It must have been something to catch a live performance by Rahsaan Roland Kirk. Of course he plays multiple instruments at the same time on albums, but wouldn't it have been cool to actually see him do it? Unfortunately, this trick tended to obscure Kirk's talents as an improviser and composer in some circles, as his detractors labeled him a sideshow instead of a serious musician.
Brotherman In the Fatherland, a 1972 concert recording from Germany's Funkhaus, will help cement Kirk's reputation as a jazz musician of considerable merit. For one thing, there's less of the multi-instrumental prowess that many other recordings feature. Throughout, Kirk mainly plays one instrument, usually tenor saxophone, on lengthy improvisations that cover the range of what he was up to at the time: synthesizing the entire spectrum of musical history in wildly unpredictable and entertaining solos. In addition to Kirk's original composition "Serenade to A Cuckoo, rendered delicately (for Kirk, anyway) on flute, the pieces include an obligatory pop tune, "My Girl, and a fiery run through "Lush Life, "Afro Blue and "Blue Train to finish out the disc.

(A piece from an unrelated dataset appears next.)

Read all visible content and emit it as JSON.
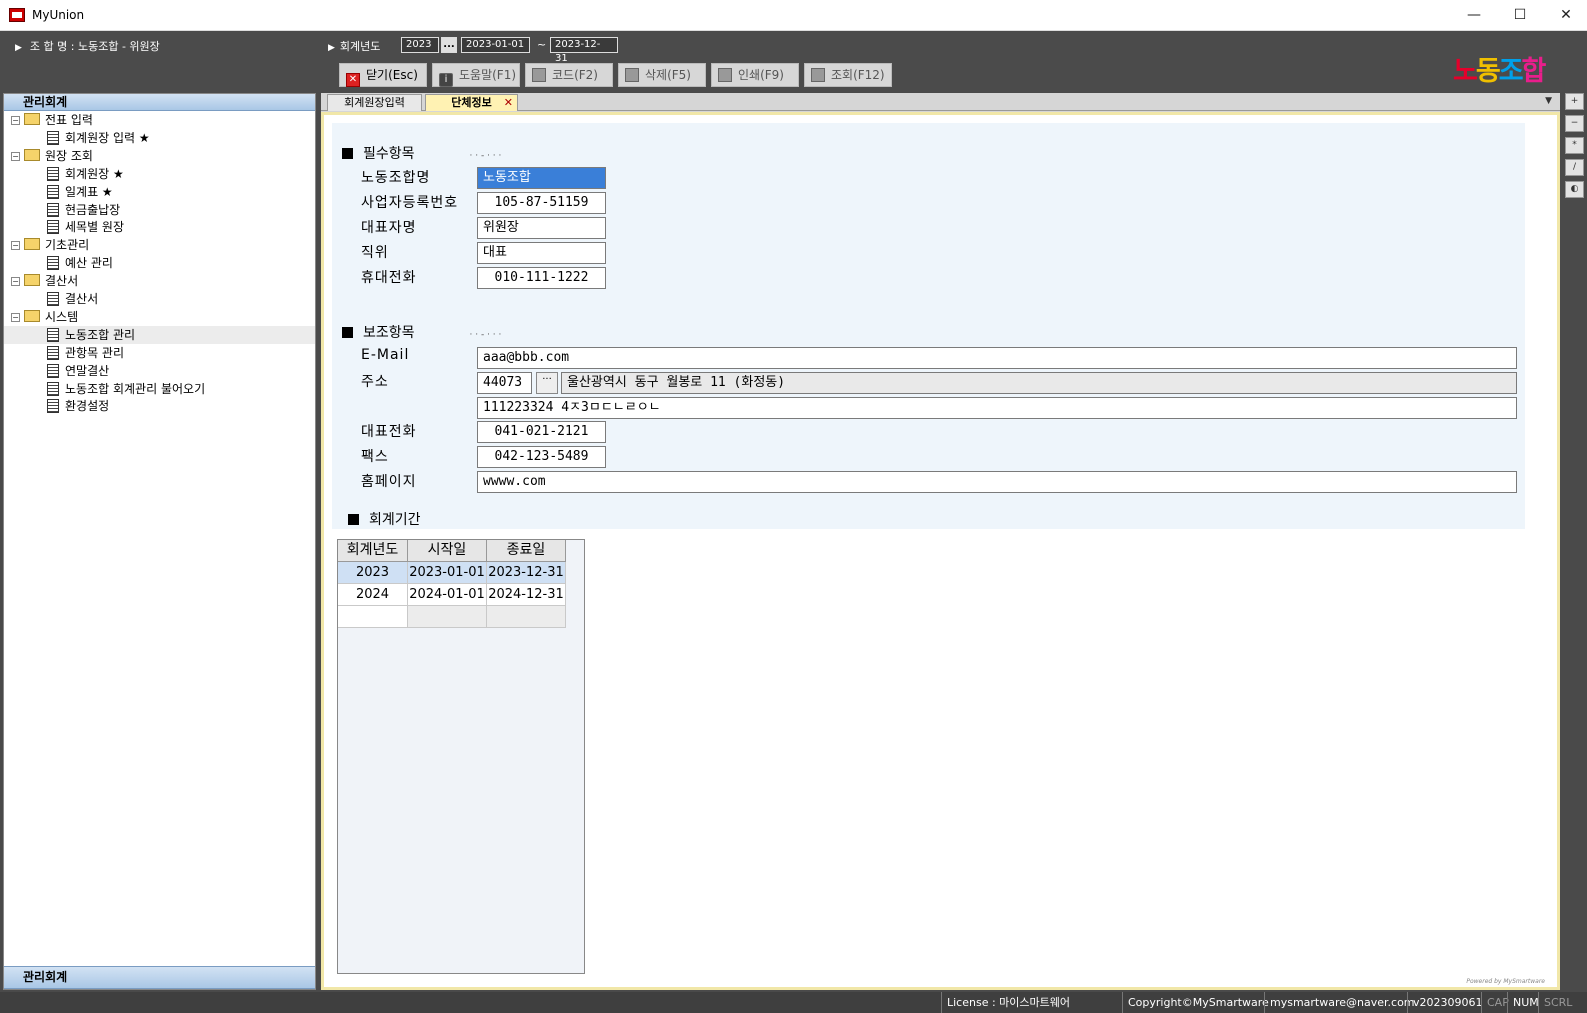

Kirk brings his considerable skills on multiple instruments to the fore (including, of course, the nose flute), backed by a stellar group of musicians who seem content to let the leader cut loose and do as he pleases. Kirk was firmly planted in the avant-garde, blowing out squalls of notes and seemingly endless phrases to create incredibly dense music with just a quartet at his disposal.
There's precious little live Kirk out there, and Brotherman In the Fatherland is a welcome issue of a concert that had circulated as a bootleg for years. While I find Kirk's work at times frustrating and uneven, this disc is a fine example of maverick musicianship from one of jazz's true oddballs.
Track Listing: Intro/Like Sonny; Make It With You; Rahsaan's Spirit; My Girl; Seasons/Serenade To a Cuckoo;
Pedal Up; Lush Life; Afro Blue; Blue Trane.
Personnel: Rahsaan Roland Kirk: flute, clarinet, stritch, manzello, tenor saxophone; Ron Burton: piano; Henry Pete Pearson "Mettathias": bass ; Richie Goldberg: drums; Joe "Habao" Texidor: percussion.
Why do I love jazz? Well, depending on what you mean by jazz, I can send an answer in any number of directions. Briefly, I was exposed to this crazy music as a little boy, my dad good friends with the local music store, where he bought sheet music to play from his baby grand
Why do I love jazz? Well, depending on what you mean by jazz, I can send an answer in any number of directions. Briefly, I was exposed to this crazy music as a little boy, my dad good friends with the local music store, where he bought sheet music to play from his baby grand. Their massive record collection, my parents taking me to concerts and clubs (only one of five kids to do so), the Magnavox furniture stereo/radio ... it all added up. It was complex, emotional music. And it had rhythm! I drummed and followed the music through the '60s even as I enjoyed the new musics of my generation.
Along with side-trips to other musicians and music, it's been one hell of a pony ride ever since.